COMMON NAME. Balsam Poplar.
    MEDICINAL PART. The buds.
    Description. -- This tree, also called Tacamahac Poplar, attains the height of from fifty to seventy feet, with a trunk about eighteen inches in diameter. The branches are smooth, round, and deep brown. The leaves are ovate, gradually tapering, and pointed, deep-green above, and smooth on both sides.
    History. -- This tree is found in Siberia, and in the northern parts of the United States and Canada. In America it is in blossom in April. The leaf-buds are the officinal part. They should be collected in the spring, in order that the fragrant resinous matter with which they are covered may be properly separated in boiling water, for upon this their virtues depend. They have an agreeable, incense-like odor, and an unpleasant, bitterish taste.
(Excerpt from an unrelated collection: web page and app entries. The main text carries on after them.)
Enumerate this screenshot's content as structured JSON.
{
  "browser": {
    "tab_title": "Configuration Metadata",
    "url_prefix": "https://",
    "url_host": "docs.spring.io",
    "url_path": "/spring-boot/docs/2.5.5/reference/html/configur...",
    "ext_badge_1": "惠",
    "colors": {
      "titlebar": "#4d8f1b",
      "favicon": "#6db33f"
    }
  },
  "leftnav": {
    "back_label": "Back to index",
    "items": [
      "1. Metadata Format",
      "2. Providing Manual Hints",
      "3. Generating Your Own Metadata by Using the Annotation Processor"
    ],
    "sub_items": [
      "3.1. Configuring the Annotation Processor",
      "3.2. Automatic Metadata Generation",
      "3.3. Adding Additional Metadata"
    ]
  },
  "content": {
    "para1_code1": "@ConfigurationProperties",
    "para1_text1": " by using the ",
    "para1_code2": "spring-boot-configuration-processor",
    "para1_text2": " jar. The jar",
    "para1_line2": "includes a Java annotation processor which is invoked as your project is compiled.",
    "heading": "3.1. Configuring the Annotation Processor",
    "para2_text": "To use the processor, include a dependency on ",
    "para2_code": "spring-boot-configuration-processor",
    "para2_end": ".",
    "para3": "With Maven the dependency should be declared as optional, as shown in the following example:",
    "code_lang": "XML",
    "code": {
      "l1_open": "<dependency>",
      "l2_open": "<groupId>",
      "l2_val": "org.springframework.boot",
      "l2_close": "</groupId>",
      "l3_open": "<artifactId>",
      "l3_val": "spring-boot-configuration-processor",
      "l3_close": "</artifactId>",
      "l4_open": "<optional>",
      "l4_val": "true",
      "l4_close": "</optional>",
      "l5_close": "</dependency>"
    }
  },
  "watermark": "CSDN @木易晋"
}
The balsamic juice is collected in Canada in shells, and sent to Europe under the name of Tacamahaca. Alcohol, or spirits, is the proper solvent. The Populus Balsamifera is generally confounded with the Populus Candicans, from whose buds we get the virtues known as the Balm of Gilead; but it is much the superior tree for medical purposes.
    Properties and Uses. -- The buds are stimulant, tonic, diuretic, and anti-scorbutic. In tincture they have been beneficially employed in affections of the stomach and kidneys and in scurvy and rheumatism. Sometimes they are applied in that form as a remedy for affections of the chest. The bark is known to be tonic and cathartic, and will prove of service in gout and rheumatism.
    Dose. -- Of a tincture of the buds, from one to four fluid drachms; of an extract of the bark, five to fifteen grains, three times a day.
    POPULUS TREMULOIDES, White Poplar, or Aspen, the well-known tree, furnishes us with Populin and Salacin; and is tonic and febrifuge, useful in intermittents. It has also good diuretic properties, and is beneficial in urinary affections, gonorrhoea, gleet, etc.